SEC Chair Gensler: No Carve-Outs or Safe Harbors for Tokens
Calls from entrepreneurs, legislators and founders for more clarity and guidance from the SEC have fallen on deaf ears. “Regulation by enforcement” is the order of the day, according to the SEC chairman.
The crypto industry does not need any specific rulemaking for projects issuing tokens, U.S. Securities and Exchange Commission (SEC) Chairman Gary Gensler said in a speech Thursday.
Framing the issue as one of investor protection, Gensler said the rules and regulations that crypto issuers and service providers must abide by have been clear for years.
“Nothing about the crypto markets is incompatible with the securities laws,” Gensler said in his prepared remarks to the Practicing Law Institute. "Investor protection is just as relevant, regardless of underlying technologies.”
His remarks are perhaps the clearest indication yet that the SEC intends to continue applying existing rules and regulations to the crypto industry, contrary to investors' and entrepreneurs' hopes that the agency will create some sort of carve-out that will let startups issue tokens without having to register as a securities platform.
Gensler also reiterated his view that “most crypto tokens are investment contracts” in his speech, and pointed to past SEC publications such as the DAO report and the Munchee order as guides that developers and entrepreneurs can and should follow.
“Some in the crypto industry have called for greater ‘guidance’ with respect to crypto tokens.
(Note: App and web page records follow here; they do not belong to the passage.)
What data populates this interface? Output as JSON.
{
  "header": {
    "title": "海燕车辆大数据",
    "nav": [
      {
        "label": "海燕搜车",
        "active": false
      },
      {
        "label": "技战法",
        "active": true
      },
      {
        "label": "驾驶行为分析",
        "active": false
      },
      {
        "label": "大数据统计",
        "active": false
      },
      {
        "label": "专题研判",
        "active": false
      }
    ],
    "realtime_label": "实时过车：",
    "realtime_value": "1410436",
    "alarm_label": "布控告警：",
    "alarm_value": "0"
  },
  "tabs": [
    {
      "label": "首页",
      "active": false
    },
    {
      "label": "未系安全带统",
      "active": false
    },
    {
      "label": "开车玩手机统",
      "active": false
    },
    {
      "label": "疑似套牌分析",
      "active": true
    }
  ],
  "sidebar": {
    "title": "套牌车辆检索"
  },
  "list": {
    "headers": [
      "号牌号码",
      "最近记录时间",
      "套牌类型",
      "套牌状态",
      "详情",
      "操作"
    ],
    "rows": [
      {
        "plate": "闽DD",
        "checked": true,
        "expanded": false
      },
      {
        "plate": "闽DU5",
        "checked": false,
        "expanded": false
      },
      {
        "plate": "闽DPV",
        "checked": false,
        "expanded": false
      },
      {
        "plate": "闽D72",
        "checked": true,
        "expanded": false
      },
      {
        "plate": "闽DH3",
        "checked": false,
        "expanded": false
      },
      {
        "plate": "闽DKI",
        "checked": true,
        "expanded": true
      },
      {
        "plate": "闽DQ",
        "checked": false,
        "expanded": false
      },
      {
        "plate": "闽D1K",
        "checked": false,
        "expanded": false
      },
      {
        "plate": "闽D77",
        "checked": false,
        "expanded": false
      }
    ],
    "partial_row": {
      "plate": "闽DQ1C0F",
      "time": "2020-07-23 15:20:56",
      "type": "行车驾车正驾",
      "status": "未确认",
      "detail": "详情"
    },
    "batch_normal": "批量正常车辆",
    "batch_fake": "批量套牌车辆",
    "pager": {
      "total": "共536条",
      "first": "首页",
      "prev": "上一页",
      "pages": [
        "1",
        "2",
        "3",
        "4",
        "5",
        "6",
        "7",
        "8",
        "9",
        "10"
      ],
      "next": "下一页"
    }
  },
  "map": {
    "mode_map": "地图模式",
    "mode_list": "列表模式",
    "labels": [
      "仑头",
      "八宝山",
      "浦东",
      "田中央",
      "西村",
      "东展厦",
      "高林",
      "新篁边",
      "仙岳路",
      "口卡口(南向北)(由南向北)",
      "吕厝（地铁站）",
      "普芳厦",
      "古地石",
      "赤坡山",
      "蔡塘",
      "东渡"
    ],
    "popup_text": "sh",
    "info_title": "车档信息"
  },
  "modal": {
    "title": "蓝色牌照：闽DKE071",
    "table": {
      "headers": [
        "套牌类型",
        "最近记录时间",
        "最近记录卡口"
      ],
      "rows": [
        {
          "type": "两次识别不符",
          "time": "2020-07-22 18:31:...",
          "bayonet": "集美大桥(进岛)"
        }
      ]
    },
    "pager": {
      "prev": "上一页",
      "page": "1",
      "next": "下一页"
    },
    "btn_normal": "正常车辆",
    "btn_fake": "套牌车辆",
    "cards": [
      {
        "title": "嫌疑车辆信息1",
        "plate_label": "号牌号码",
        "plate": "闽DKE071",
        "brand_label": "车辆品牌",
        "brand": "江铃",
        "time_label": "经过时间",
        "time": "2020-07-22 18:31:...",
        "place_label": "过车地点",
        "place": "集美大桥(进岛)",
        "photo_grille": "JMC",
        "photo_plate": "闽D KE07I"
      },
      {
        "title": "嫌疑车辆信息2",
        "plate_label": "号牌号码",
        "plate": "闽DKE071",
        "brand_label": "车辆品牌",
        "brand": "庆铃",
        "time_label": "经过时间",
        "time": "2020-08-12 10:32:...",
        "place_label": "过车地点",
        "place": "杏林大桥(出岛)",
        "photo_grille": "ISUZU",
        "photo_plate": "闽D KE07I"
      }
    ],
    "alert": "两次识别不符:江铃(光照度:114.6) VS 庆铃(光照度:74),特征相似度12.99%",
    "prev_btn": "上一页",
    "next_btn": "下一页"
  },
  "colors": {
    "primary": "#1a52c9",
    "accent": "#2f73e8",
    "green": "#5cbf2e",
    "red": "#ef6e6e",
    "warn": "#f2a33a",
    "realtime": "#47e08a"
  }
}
For the past five years, though, the commission has spoken with a pretty clear voice here,” Gensler said. “Chairman [Jay] Clayton often spoke to the applicability of the securities laws in the crypto space.”
Whether intentional or not, Gensler’s refusal to learn how the crypto space operates and regulate accordingly is going to kill innovation. His refusal to consider a carve-out for crypto developers like the one proposed by his predecessor Hester Pierce leaves the industry vulnerable when raising funds through tokens.
In 2021, Pierce proposed the Token Safe Harbor Proposal 2.0 that would create a three-year safe harbor period in which developers would be allowed to distribute tokens to facilitate the development of a decentralized network, exempt from the registration requirements of the federal securities laws. This exemption was predicated on developers meeting certain conditions. It calls for a mandatory exit evaluation at the end of the safe harbor period by outside counsel, who would analyze the network and determine if the network is decentralized or functional. Those products that are deemed neither would be designated a security and the developer would need to register it as one.
This is the kind of thing the SEC should pursue to ensure necessary regulation while leaving tech innovators free from the burden of red tape they aren’t suited to handle.